The Bat Poet by Randall Jarrell
A Simple Guide to Bat House Designs distributed by The Organization for Bat Conservation.
Websites:
Organization for Bat Conservation, www.batconservation.org
Bat Conservation International, www.batcon.org
Bat World Sanctuary, www.batworld.org
U.S. Fish and Wildlife Service, www.fws.gov/northeast
Bats4Kids, www.bats4kids.org
Crafts:
About.com Family Crafts, http://familycrafts.about.com
The Kids Wildlife Book, page 13 available in the GSNC Resource Room
DLTK Growing Together, www.dltk-kids.com
Suggested site visits:
Connetquot River State Park in Oakdale, NY, (631) 581-1005
Tackapausha Museum and Preserve in Seaford, NY, (516) 571-7443
Central Park with the New York City Audubon Society, www.nycaudubon.org
American Museum of Natural History in New York City, www.amnh.org
*Resources available in GSNC Resource Room “Go Batty!” Program Resource Box.
ECHOLOCATION GAME
Although BATS do have good vision, this game will illustrate how they use sound to locate an
object.
What you’ll need:
A few blind folds
A group of people
A space to move around in that doesn’t have any obstacles.
OBJECT OF THE GAME: To find the person the sound came from.
HOW TO PLAY:
Put a blind fold on one person (the BAT) and place them in one part of the area you will
play in.
Turn them around a few times.
Have the rest of the group (insects to be eaten) pick a spot in the area and stand still.
Quietly select a player to be the insect who will echo the BAT’s sound.
Start the game by having the BAT make a sound (any sound).
Then the previously selected person (insect) will echo the same sound as best they can.
Have the blind folded person (bat) try to locate where the sound came from and find the
person (insect).
The BAT can continue to make the sound. Every time the BAT makes the sound the other
player should echo the BAT’s sound.
Once located, the person making the sound takes a turn at being blind folded, listening
and locating the sound of a new player.

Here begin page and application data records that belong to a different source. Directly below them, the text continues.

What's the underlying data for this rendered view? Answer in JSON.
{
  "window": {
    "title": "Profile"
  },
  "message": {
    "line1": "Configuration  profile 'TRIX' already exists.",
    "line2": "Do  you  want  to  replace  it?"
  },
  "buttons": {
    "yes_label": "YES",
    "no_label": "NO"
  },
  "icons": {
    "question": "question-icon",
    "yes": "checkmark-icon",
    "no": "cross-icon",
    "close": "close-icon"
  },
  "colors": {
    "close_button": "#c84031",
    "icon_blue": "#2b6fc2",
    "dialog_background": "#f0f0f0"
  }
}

TO MAKE THE GAME MORE CHALLENGING:
Have two or three blind folded people (BATS) make three different sounds one at a time.
Three different players will echo an assigned BAT. For example: Bat 1 makes a sound, Insect 1
echoes the sound; Bat 2 makes a sound, Insect 2 echoes sound; Bat 3 makes a sound, Insect 3
echoes sound. After the BATS and insects sounds have been established, they can all make the
sounds together as BATS would flying at night. When the BAT has located their insect, the insect
can take its’ turn being the BAT. You can add as many BATS as you want to
continue the insect feeding frenzy.
“GO BATTY!” PATCH PROGRAM RESOURCE BOX
The “Go Batty!” Discovering Bats on Long Island Patch Program Resource Box is available in the
GSNC Resource Room and contains:
Program Description
Description of Echolocation Game
Articles on White Nose Syndrome and Owls
“The Secret World of Bats” DVD
Books: Stellaluna by Janell Canon; Bats by Gail Gibbons; Bats of the World by Gary L. Graham
and Fiona A. Reid; Stokes Beginner’s Guide to Bats by Kim Williams, Rob Mies and Lillian
Stokes; Bats! (Time for Kids Series) by the Editors of TIME for Kids with
Nicole Iorio; The Bat Poet by Randall Jarrell.
A Guide to Night Sounds: The Nighttime Sounds of 60 Mammals, Birds, Amphibians and Insects
(book and cd)
A Simple Guide to Bat House Designs by The Organization for Bat Conservation.
Magazine: NYS Conservationist, February, 2008
List of websites to research BATS:
www.batcon.org
www.batconservation.org
www.batworld.org
www.fws.gov/northeast
www.bats4kids.org
Bat poems
Bat craft ideas and games
Red Bat plush toy
Bats: Fact or Fiction game
Take a Look at a Bat - mini-poster